HOW TO COMPLETE THIS TASK - Set down the full data below exactly as given, please.

Entries from a dataset of interfaces
========================
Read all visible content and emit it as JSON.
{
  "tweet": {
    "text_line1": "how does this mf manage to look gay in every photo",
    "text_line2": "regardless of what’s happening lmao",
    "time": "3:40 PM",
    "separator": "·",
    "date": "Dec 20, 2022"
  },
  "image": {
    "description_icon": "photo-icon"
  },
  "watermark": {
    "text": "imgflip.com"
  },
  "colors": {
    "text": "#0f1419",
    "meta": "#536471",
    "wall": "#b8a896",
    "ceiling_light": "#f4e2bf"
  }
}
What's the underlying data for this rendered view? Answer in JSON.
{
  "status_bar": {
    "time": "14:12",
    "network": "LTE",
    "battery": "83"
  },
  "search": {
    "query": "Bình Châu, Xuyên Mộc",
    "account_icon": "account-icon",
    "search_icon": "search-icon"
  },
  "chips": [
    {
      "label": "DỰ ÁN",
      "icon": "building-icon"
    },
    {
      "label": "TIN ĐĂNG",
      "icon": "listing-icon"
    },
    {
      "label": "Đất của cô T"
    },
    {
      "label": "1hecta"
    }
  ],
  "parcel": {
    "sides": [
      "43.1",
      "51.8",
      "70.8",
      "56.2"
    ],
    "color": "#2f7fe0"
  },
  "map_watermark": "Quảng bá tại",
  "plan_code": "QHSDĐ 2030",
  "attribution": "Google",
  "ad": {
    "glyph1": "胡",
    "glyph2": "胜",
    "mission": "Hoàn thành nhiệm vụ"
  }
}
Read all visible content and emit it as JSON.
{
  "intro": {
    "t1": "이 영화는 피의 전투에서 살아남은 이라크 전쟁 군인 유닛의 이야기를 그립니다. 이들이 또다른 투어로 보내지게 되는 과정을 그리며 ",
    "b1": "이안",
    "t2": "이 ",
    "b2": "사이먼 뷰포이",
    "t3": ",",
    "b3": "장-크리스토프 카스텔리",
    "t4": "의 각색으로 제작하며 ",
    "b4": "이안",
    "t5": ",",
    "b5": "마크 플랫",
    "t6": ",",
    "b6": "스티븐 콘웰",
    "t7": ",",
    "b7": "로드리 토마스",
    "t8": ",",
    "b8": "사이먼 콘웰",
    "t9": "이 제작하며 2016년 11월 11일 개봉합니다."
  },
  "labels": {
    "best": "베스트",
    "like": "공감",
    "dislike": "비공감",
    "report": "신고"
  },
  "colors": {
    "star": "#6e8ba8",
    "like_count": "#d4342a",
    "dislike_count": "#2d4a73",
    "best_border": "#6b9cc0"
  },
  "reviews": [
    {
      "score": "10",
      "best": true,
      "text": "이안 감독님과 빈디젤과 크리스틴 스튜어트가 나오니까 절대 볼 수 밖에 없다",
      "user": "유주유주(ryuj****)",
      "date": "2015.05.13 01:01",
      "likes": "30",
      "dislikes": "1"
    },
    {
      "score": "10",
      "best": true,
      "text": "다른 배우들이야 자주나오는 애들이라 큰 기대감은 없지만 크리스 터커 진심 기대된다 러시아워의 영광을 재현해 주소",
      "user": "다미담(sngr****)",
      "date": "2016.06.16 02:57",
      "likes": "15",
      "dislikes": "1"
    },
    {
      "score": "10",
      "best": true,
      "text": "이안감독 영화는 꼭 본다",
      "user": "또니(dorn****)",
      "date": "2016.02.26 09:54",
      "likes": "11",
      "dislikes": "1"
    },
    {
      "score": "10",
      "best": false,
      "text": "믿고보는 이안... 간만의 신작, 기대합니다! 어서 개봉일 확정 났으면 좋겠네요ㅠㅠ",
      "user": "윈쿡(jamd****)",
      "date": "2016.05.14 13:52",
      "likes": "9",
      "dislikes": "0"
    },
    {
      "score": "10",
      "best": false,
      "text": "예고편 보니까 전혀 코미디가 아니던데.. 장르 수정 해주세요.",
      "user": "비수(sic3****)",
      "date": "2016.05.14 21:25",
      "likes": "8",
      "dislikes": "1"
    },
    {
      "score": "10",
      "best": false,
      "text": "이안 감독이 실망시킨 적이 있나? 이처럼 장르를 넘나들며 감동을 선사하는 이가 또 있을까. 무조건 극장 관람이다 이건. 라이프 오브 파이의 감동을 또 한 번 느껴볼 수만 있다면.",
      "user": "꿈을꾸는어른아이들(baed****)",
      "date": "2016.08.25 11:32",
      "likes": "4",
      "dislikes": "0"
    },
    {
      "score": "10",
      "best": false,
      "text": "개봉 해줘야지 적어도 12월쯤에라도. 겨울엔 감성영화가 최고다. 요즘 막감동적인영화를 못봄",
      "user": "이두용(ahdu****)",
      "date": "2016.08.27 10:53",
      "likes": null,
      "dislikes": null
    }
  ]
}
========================
WRITTEN ANSWER -
Read all visible content and emit it as JSON.
{
  "tweet": {
    "text_line1": "how does this mf manage to look gay in every photo",
    "text_line2": "regardless of what’s happening lmao",
    "time": "3:40 PM",
    "separator": "·",
    "date": "Dec 20, 2022"
  },
  "image": {
    "description_icon": "photo-icon"
  },
  "watermark": {
    "text": "imgflip.com"
  },
  "colors": {
    "text": "#0f1419",
    "meta": "#536471",
    "wall": "#b8a896",
    "ceiling_light": "#f4e2bf"
  }
}
What's the underlying data for this rendered view? Answer in JSON.
{
  "status_bar": {
    "time": "14:12",
    "network": "LTE",
    "battery": "83"
  },
  "search": {
    "query": "Bình Châu, Xuyên Mộc",
    "account_icon": "account-icon",
    "search_icon": "search-icon"
  },
  "chips": [
    {
      "label": "DỰ ÁN",
      "icon": "building-icon"
    },
    {
      "label": "TIN ĐĂNG",
      "icon": "listing-icon"
    },
    {
      "label": "Đất của cô T"
    },
    {
      "label": "1hecta"
    }
  ],
  "parcel": {
    "sides": [
      "43.1",
      "51.8",
      "70.8",
      "56.2"
    ],
    "color": "#2f7fe0"
  },
  "map_watermark": "Quảng bá tại",
  "plan_code": "QHSDĐ 2030",
  "attribution": "Google",
  "ad": {
    "glyph1": "胡",
    "glyph2": "胜",
    "mission": "Hoàn thành nhiệm vụ"
  }
}
Read all visible content and emit it as JSON.
{
  "intro": {
    "t1": "이 영화는 피의 전투에서 살아남은 이라크 전쟁 군인 유닛의 이야기를 그립니다. 이들이 또다른 투어로 보내지게 되는 과정을 그리며 ",
    "b1": "이안",
    "t2": "이 ",
    "b2": "사이먼 뷰포이",
    "t3": ",",
    "b3": "장-크리스토프 카스텔리",
    "t4": "의 각색으로 제작하며 ",
    "b4": "이안",
    "t5": ",",
    "b5": "마크 플랫",
    "t6": ",",
    "b6": "스티븐 콘웰",
    "t7": ",",
    "b7": "로드리 토마스",
    "t8": ",",
    "b8": "사이먼 콘웰",
    "t9": "이 제작하며 2016년 11월 11일 개봉합니다."
  },
  "labels": {
    "best": "베스트",
    "like": "공감",
    "dislike": "비공감",
    "report": "신고"
  },
  "colors": {
    "star": "#6e8ba8",
    "like_count": "#d4342a",
    "dislike_count": "#2d4a73",
    "best_border": "#6b9cc0"
  },
  "reviews": [
    {
      "score": "10",
      "best": true,
      "text": "이안 감독님과 빈디젤과 크리스틴 스튜어트가 나오니까 절대 볼 수 밖에 없다",
      "user": "유주유주(ryuj****)",
      "date": "2015.05.13 01:01",
      "likes": "30",
      "dislikes": "1"
    },
    {
      "score": "10",
      "best": true,
      "text": "다른 배우들이야 자주나오는 애들이라 큰 기대감은 없지만 크리스 터커 진심 기대된다 러시아워의 영광을 재현해 주소",
      "user": "다미담(sngr****)",
      "date": "2016.06.16 02:57",
      "likes": "15",
      "dislikes": "1"
    },
    {
      "score": "10",
      "best": true,
      "text": "이안감독 영화는 꼭 본다",
      "user": "또니(dorn****)",
      "date": "2016.02.26 09:54",
      "likes": "11",
      "dislikes": "1"
    },
    {
      "score": "10",
      "best": false,
      "text": "믿고보는 이안... 간만의 신작, 기대합니다! 어서 개봉일 확정 났으면 좋겠네요ㅠㅠ",
      "user": "윈쿡(jamd****)",
      "date": "2016.05.14 13:52",
      "likes": "9",
      "dislikes": "0"
    },
    {
      "score": "10",
      "best": false,
      "text": "예고편 보니까 전혀 코미디가 아니던데.. 장르 수정 해주세요.",
      "user": "비수(sic3****)",
      "date": "2016.05.14 21:25",
      "likes": "8",
      "dislikes": "1"
    },
    {
      "score": "10",
      "best": false,
      "text": "이안 감독이 실망시킨 적이 있나? 이처럼 장르를 넘나들며 감동을 선사하는 이가 또 있을까. 무조건 극장 관람이다 이건. 라이프 오브 파이의 감동을 또 한 번 느껴볼 수만 있다면.",
      "user": "꿈을꾸는어른아이들(baed****)",
      "date": "2016.08.25 11:32",
      "likes": "4",
      "dislikes": "0"
    },
    {
      "score": "10",
      "best": false,
      "text": "개봉 해줘야지 적어도 12월쯤에라도. 겨울엔 감성영화가 최고다. 요즘 막감동적인영화를 못봄",
      "user": "이두용(ahdu****)",
      "date": "2016.08.27 10:53",
      "likes": null,
      "dislikes": null
    }
  ]
}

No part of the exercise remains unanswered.